Items listed in a dataset
※ ※ ※

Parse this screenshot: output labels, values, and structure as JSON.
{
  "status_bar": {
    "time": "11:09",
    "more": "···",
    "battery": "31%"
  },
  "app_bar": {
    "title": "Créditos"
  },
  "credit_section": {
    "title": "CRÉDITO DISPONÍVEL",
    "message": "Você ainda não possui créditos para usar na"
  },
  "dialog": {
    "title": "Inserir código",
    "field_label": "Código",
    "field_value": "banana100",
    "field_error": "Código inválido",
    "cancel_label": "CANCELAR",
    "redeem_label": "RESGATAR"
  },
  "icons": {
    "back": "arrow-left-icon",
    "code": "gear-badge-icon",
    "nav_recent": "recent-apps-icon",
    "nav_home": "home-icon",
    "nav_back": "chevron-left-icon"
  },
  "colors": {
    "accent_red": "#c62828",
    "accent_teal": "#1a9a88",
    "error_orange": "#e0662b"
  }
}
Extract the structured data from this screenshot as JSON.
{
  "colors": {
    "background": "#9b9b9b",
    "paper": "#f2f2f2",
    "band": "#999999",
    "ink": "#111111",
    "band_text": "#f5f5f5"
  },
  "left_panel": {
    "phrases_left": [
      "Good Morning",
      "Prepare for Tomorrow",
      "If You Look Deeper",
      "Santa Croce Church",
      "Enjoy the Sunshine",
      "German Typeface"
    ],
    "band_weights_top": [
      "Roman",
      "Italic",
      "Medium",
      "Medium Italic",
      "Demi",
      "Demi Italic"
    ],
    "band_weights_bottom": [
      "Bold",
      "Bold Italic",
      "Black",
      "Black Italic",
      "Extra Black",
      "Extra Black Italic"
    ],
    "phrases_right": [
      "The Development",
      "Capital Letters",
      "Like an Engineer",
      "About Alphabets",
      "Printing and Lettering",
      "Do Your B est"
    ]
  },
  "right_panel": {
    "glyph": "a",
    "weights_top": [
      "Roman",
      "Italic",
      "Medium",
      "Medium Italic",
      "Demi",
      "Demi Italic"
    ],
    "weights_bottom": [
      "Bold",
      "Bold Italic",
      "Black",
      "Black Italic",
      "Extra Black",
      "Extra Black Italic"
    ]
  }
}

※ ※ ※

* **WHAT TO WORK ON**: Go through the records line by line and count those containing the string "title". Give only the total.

* **TASK OUTPUT**: 3